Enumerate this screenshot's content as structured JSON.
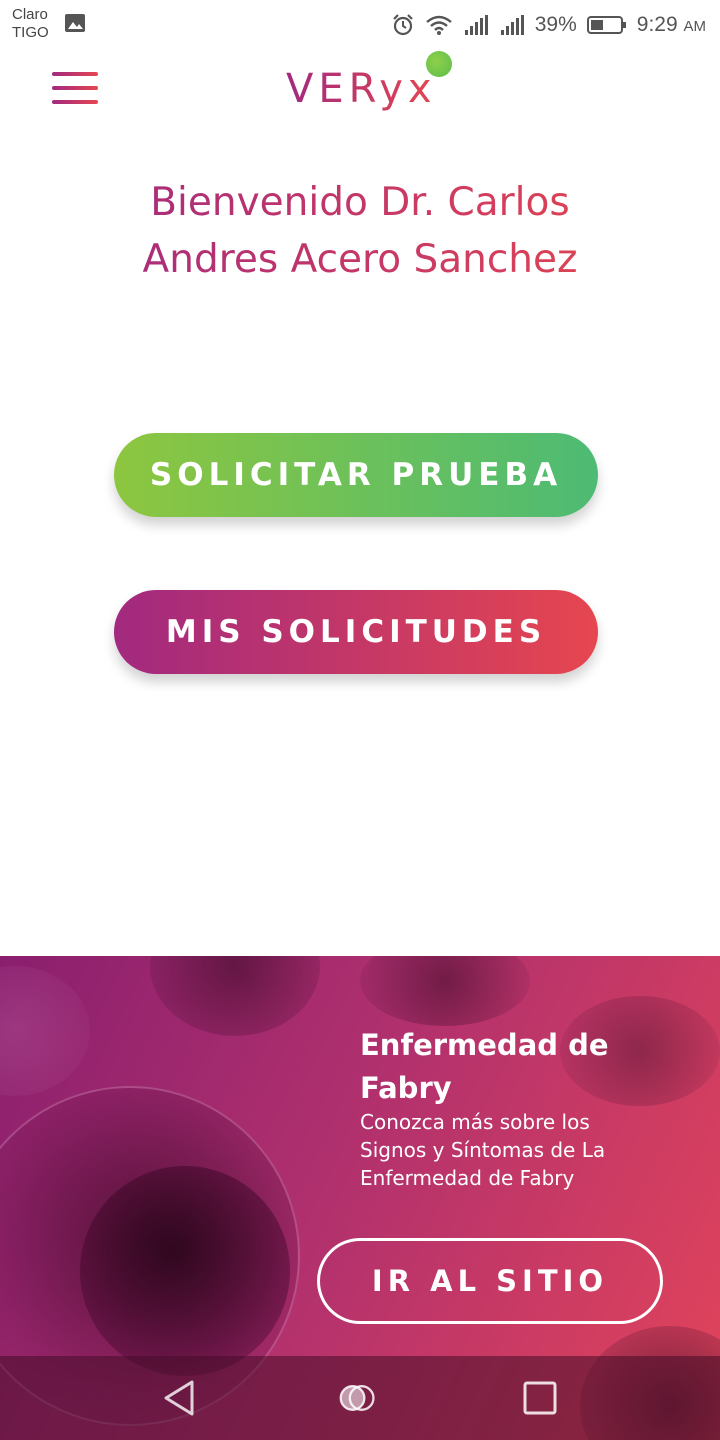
{
  "status_bar": {
    "carrier_line1": "Claro",
    "carrier_line2": "TIGO",
    "battery_percent": "39%",
    "time": "9:29",
    "ampm": "AM",
    "icons": [
      "gallery-icon",
      "alarm-icon",
      "wifi-icon",
      "signal-icon",
      "signal-icon",
      "battery-icon"
    ]
  },
  "header": {
    "logo_text": "VERyx",
    "menu_icon": "hamburger-menu-icon",
    "brand_colors": {
      "primary_start": "#a2297f",
      "primary_end": "#e6464f",
      "accent_green": "#6cc04a"
    }
  },
  "main": {
    "welcome_line1": "Bienvenido Dr. Carlos",
    "welcome_line2": "Andres Acero Sanchez",
    "solicitar_label": "SOLICITAR PRUEBA",
    "mis_solicitudes_label": "MIS SOLICITUDES"
  },
  "banner": {
    "title": "Enfermedad de Fabry",
    "text": "Conozca más sobre los Signos y Síntomas de La Enfermedad de Fabry",
    "button_label": "IR AL SITIO"
  },
  "nav_bar": {
    "icons": [
      "back-icon",
      "home-icon",
      "recent-apps-icon"
    ]
  }
}
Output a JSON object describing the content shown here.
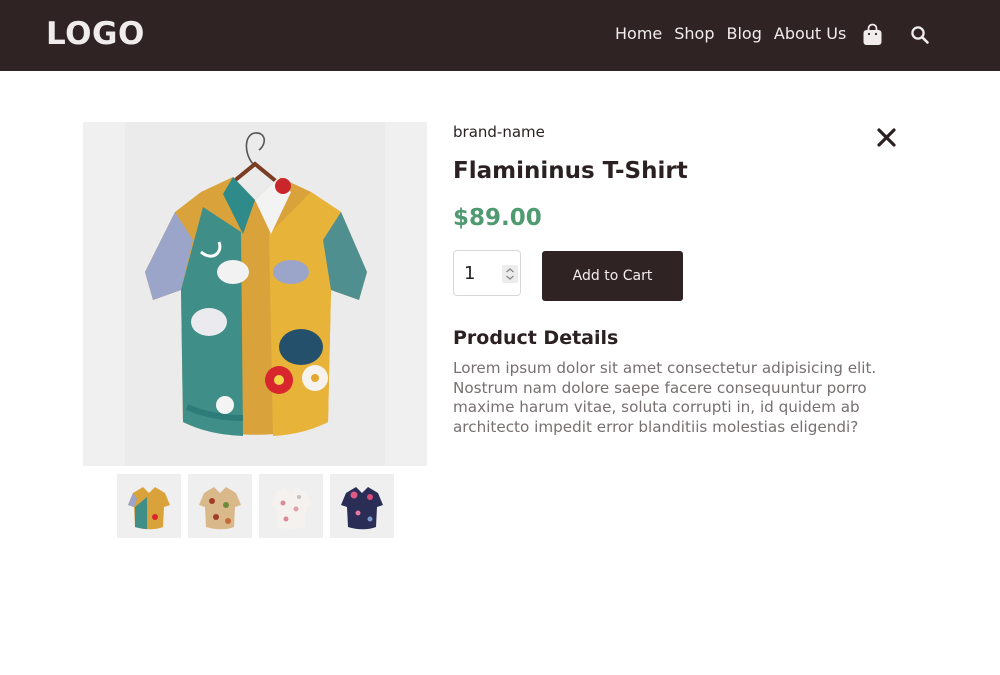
{
  "header": {
    "logo": "LOGO",
    "nav": [
      "Home",
      "Shop",
      "Blog",
      "About Us"
    ],
    "icons": [
      "shopping-bag-icon",
      "search-icon"
    ]
  },
  "product": {
    "brand": "brand-name",
    "title": "Flamininus T-Shirt",
    "price": "$89.00",
    "quantity": "1",
    "add_to_cart_label": "Add to Cart",
    "details_title": "Product Details",
    "details_text": "Lorem ipsum dolor sit amet consectetur adipisicing elit. Nostrum nam dolore saepe facere consequuntur porro maxime harum vitae, soluta corrupti in, id quidem ab architecto impedit error blanditiis molestias eligendi?"
  },
  "colors": {
    "header_bg": "#2f2323",
    "price": "#4f9a71",
    "button_bg": "#2f2323",
    "text_muted": "#777070"
  }
}
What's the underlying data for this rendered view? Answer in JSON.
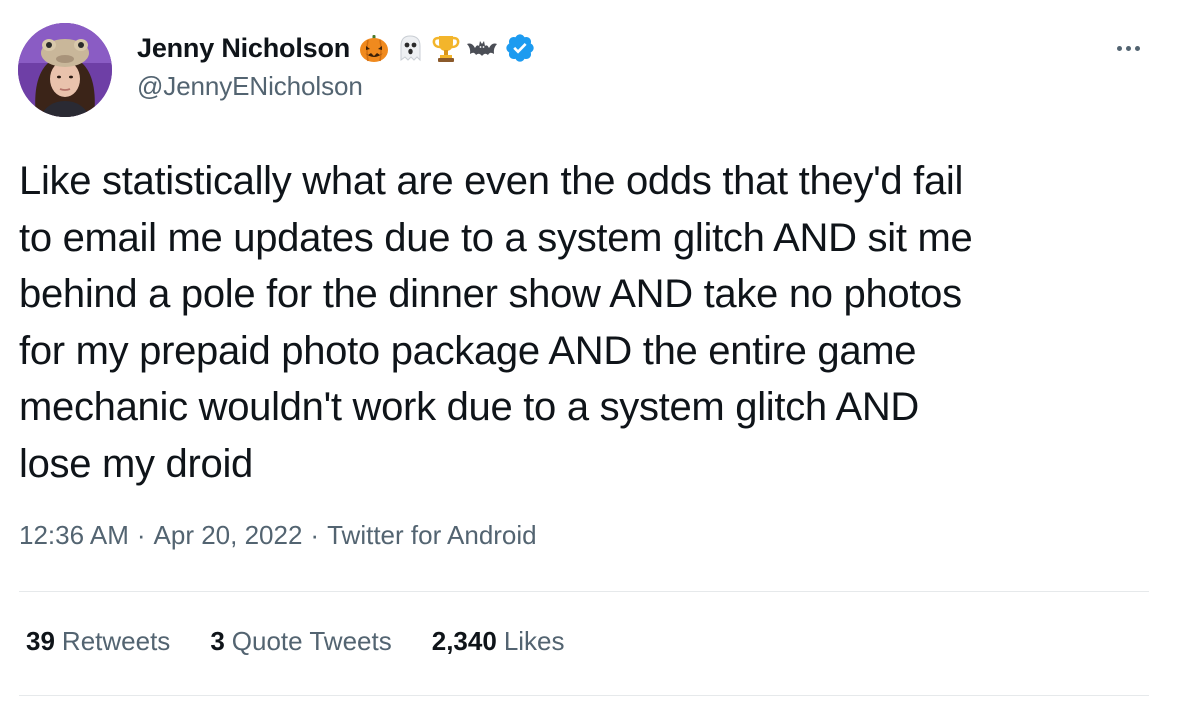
{
  "user": {
    "display_name": "Jenny Nicholson",
    "handle": "@JennyENicholson",
    "name_emojis": [
      "pumpkin-icon",
      "ghost-icon",
      "trophy-icon",
      "bat-icon"
    ],
    "verified": true
  },
  "tweet": {
    "text": "Like statistically what are even the odds that they'd fail\nto email me updates due to a system glitch AND sit me\nbehind a pole for the dinner show AND take no photos\nfor my prepaid photo package AND the entire game\nmechanic wouldn't work due to a system glitch AND\nlose my droid",
    "time": "12:36 AM",
    "separator": "·",
    "date": "Apr 20, 2022",
    "source": "Twitter for Android"
  },
  "stats": {
    "retweets_count": "39",
    "retweets_label": "Retweets",
    "quotes_count": "3",
    "quotes_label": "Quote Tweets",
    "likes_count": "2,340",
    "likes_label": "Likes"
  },
  "colors": {
    "text_primary": "#0f1419",
    "text_secondary": "#536471",
    "verified_blue": "#1d9bf0",
    "divider": "#e6e9eb"
  }
}
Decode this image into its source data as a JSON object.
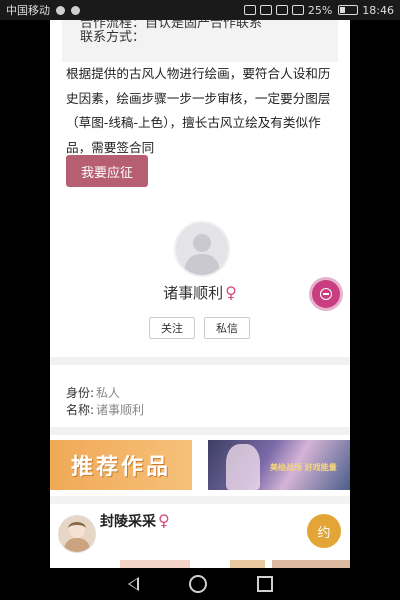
{
  "status_bar": {
    "carrier": "中国移动",
    "battery": "25%",
    "time": "18:46"
  },
  "job": {
    "partial_line": "合作流程：自认是固产合作联系",
    "contact_label": "联系方式：",
    "description": "根据提供的古风人物进行绘画，要符合人设和历史因素，绘画步骤一步一步审核，一定要分图层（草图-线稿-上色），擅长古风立绘及有类似作品，需要签合同",
    "apply_label": "我要应征"
  },
  "profile": {
    "name": "诸事顺利",
    "gender_symbol": "♀",
    "follow_label": "关注",
    "message_label": "私信",
    "identity_label": "身份:",
    "identity_value": "私人",
    "nickname_label": "名称:",
    "nickname_value": "诸事顺利"
  },
  "recommend": {
    "banner_title": "推荐作品",
    "art_banner_text": "美绘战场 好戏能量"
  },
  "artist": {
    "name": "封陵采采",
    "gender_symbol": "♀",
    "invite_label": "约"
  },
  "colors": {
    "apply_button": "#b65f73",
    "female": "#d84f77",
    "float_button": "#c83e80",
    "invite_button": "#e3a536",
    "recommend_banner": "#f0a956"
  }
}
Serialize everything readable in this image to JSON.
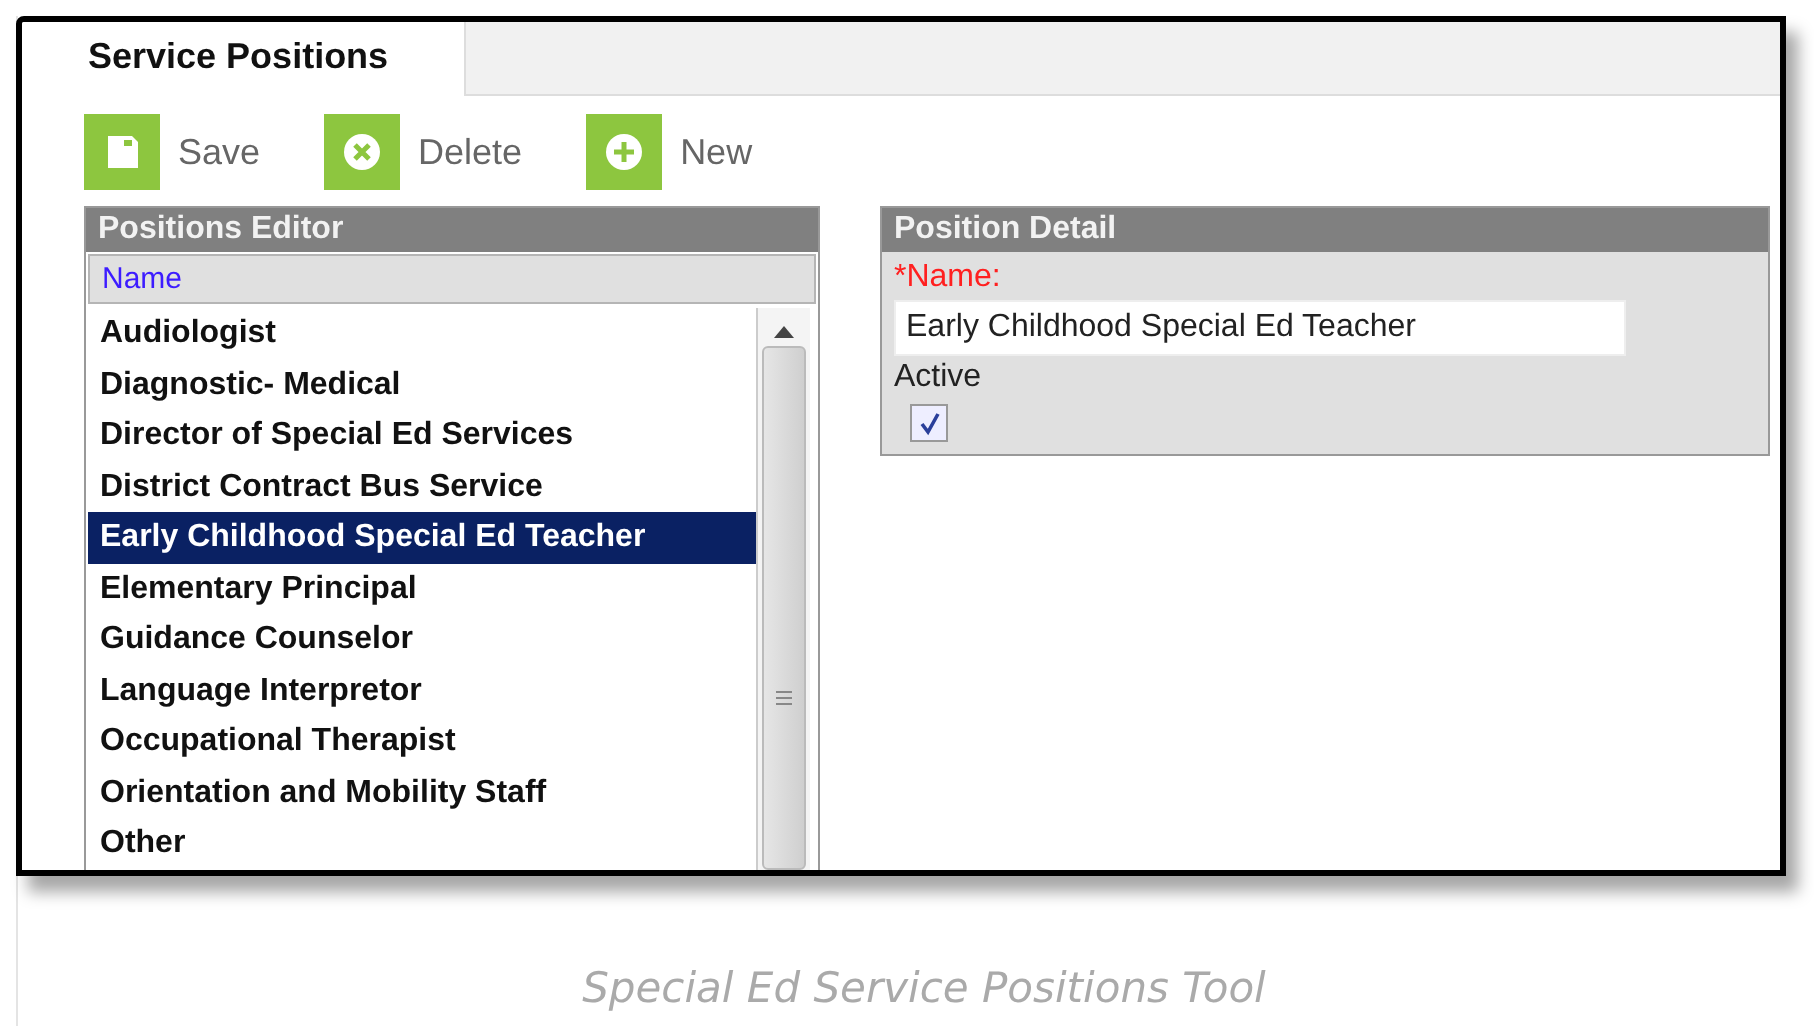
{
  "tab": {
    "label": "Service Positions",
    "selected": true
  },
  "toolbar": [
    {
      "kind": "save",
      "label": "Save"
    },
    {
      "kind": "delete",
      "label": "Delete"
    },
    {
      "kind": "new",
      "label": "New"
    }
  ],
  "positions_editor": {
    "title": "Positions Editor",
    "column": "Name",
    "items": [
      {
        "label": "Audiologist",
        "selected": false
      },
      {
        "label": "Diagnostic- Medical",
        "selected": false
      },
      {
        "label": "Director of Special Ed Services",
        "selected": false
      },
      {
        "label": "District Contract Bus Service",
        "selected": false
      },
      {
        "label": "Early Childhood Special Ed Teacher",
        "selected": true
      },
      {
        "label": "Elementary Principal",
        "selected": false
      },
      {
        "label": "Guidance Counselor",
        "selected": false
      },
      {
        "label": "Language Interpretor",
        "selected": false
      },
      {
        "label": "Occupational Therapist",
        "selected": false
      },
      {
        "label": "Orientation and Mobility Staff",
        "selected": false
      },
      {
        "label": "Other",
        "selected": false
      }
    ]
  },
  "position_detail": {
    "title": "Position Detail",
    "name_label": "*Name:",
    "name_value": "Early Childhood Special Ed Teacher",
    "active_label": "Active",
    "active": true
  },
  "caption": "Special Ed Service Positions Tool"
}
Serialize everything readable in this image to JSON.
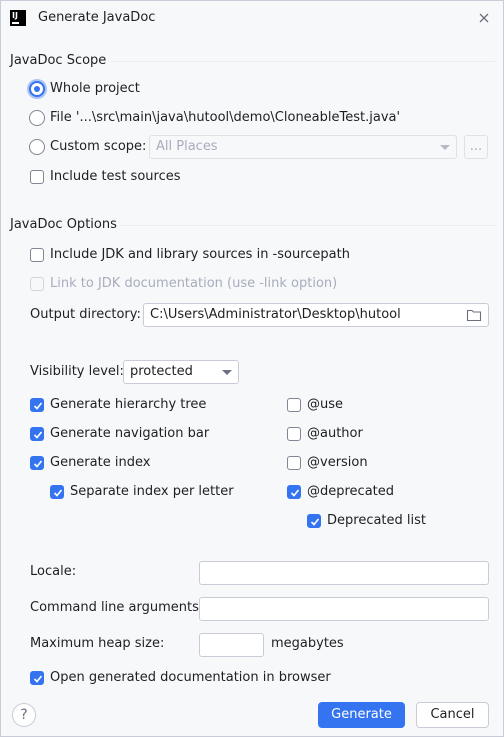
{
  "window": {
    "title": "Generate JavaDoc",
    "app_icon": "IJ"
  },
  "scope": {
    "section_title": "JavaDoc Scope",
    "whole_project_label": "Whole project",
    "file_label": "File '...\\src\\main\\java\\hutool\\demo\\CloneableTest.java'",
    "custom_scope_label": "Custom scope:",
    "custom_scope_value": "All Places",
    "browse_label": "...",
    "include_test_label": "Include test sources"
  },
  "options": {
    "section_title": "JavaDoc Options",
    "include_jdk_label": "Include JDK and library sources in -sourcepath",
    "link_jdk_label": "Link to JDK documentation (use -link option)",
    "output_dir_label": "Output directory:",
    "output_dir_value": "C:\\Users\\Administrator\\Desktop\\hutool",
    "visibility_label": "Visibility level:",
    "visibility_value": "protected",
    "hierarchy_label": "Generate hierarchy tree",
    "navbar_label": "Generate navigation bar",
    "index_label": "Generate index",
    "separate_index_label": "Separate index per letter",
    "use_label": "@use",
    "author_label": "@author",
    "version_label": "@version",
    "deprecated_label": "@deprecated",
    "deprecated_list_label": "Deprecated list",
    "locale_label": "Locale:",
    "locale_value": "",
    "cmdline_label": "Command line arguments:",
    "cmdline_value": "",
    "heap_label": "Maximum heap size:",
    "heap_value": "",
    "heap_unit": "megabytes",
    "open_browser_label": "Open generated documentation in browser"
  },
  "buttons": {
    "help": "?",
    "generate": "Generate",
    "cancel": "Cancel"
  },
  "state": {
    "scope_selected": "whole_project",
    "include_test": false,
    "include_jdk": false,
    "link_jdk": false,
    "hierarchy": true,
    "navbar": true,
    "index": true,
    "separate_index": true,
    "use": false,
    "author": false,
    "version": false,
    "deprecated": true,
    "deprecated_list": true,
    "open_browser": true
  },
  "colors": {
    "accent": "#3574f0",
    "background": "#f7f8fa",
    "disabled_text": "#a8adbd"
  }
}
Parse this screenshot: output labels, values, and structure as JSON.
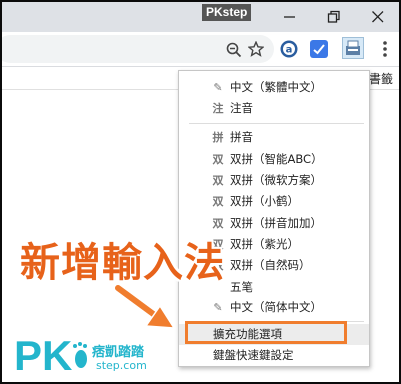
{
  "watermark": "PKstep",
  "window_controls": {
    "minimize": "minimize",
    "restore": "restore",
    "close": "close"
  },
  "toolbar": {
    "icons": [
      "zoom-icon",
      "star-icon",
      "extension-a-icon",
      "extension-check-icon",
      "ime-extension-icon",
      "menu-dots-icon"
    ]
  },
  "bookmarks": {
    "partial_label": "書籤"
  },
  "popup": {
    "items": [
      {
        "icon": "✎",
        "label": "中文（繁體中文）"
      },
      {
        "icon": "注",
        "label": "注音"
      },
      {
        "icon": "拼",
        "label": "拼音"
      },
      {
        "icon": "双",
        "label": "双拼（智能ABC）"
      },
      {
        "icon": "双",
        "label": "双拼（微软方案）"
      },
      {
        "icon": "双",
        "label": "双拼（小鹤）"
      },
      {
        "icon": "双",
        "label": "双拼（拼音加加）"
      },
      {
        "icon": "双",
        "label": "双拼（紫光）"
      },
      {
        "icon": "双",
        "label": "双拼（自然码）"
      },
      {
        "icon": "",
        "label": "五笔"
      },
      {
        "icon": "✎",
        "label": "中文（简体中文）"
      },
      {
        "icon": "",
        "label": "擴充功能選項"
      },
      {
        "icon": "",
        "label": "鍵盤快速鍵設定"
      }
    ]
  },
  "annotation": {
    "text": "新增輸入法"
  },
  "colors": {
    "accent": "#f07d2e",
    "logo": "#23b5cc",
    "titlebar": "#dee1e6"
  },
  "logo": {
    "brand": "PK",
    "chinese": "痞凱踏踏",
    "url": "step.com"
  }
}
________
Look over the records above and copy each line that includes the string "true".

    "verified": true
    "selected": true
        "selected": true
    "active": true
    "hierarchy": true,
    "navbar": true,
    "index": true,
    "separate_index": true,
    "deprecated": true,
    "deprecated_list": true,
    "open_browser": true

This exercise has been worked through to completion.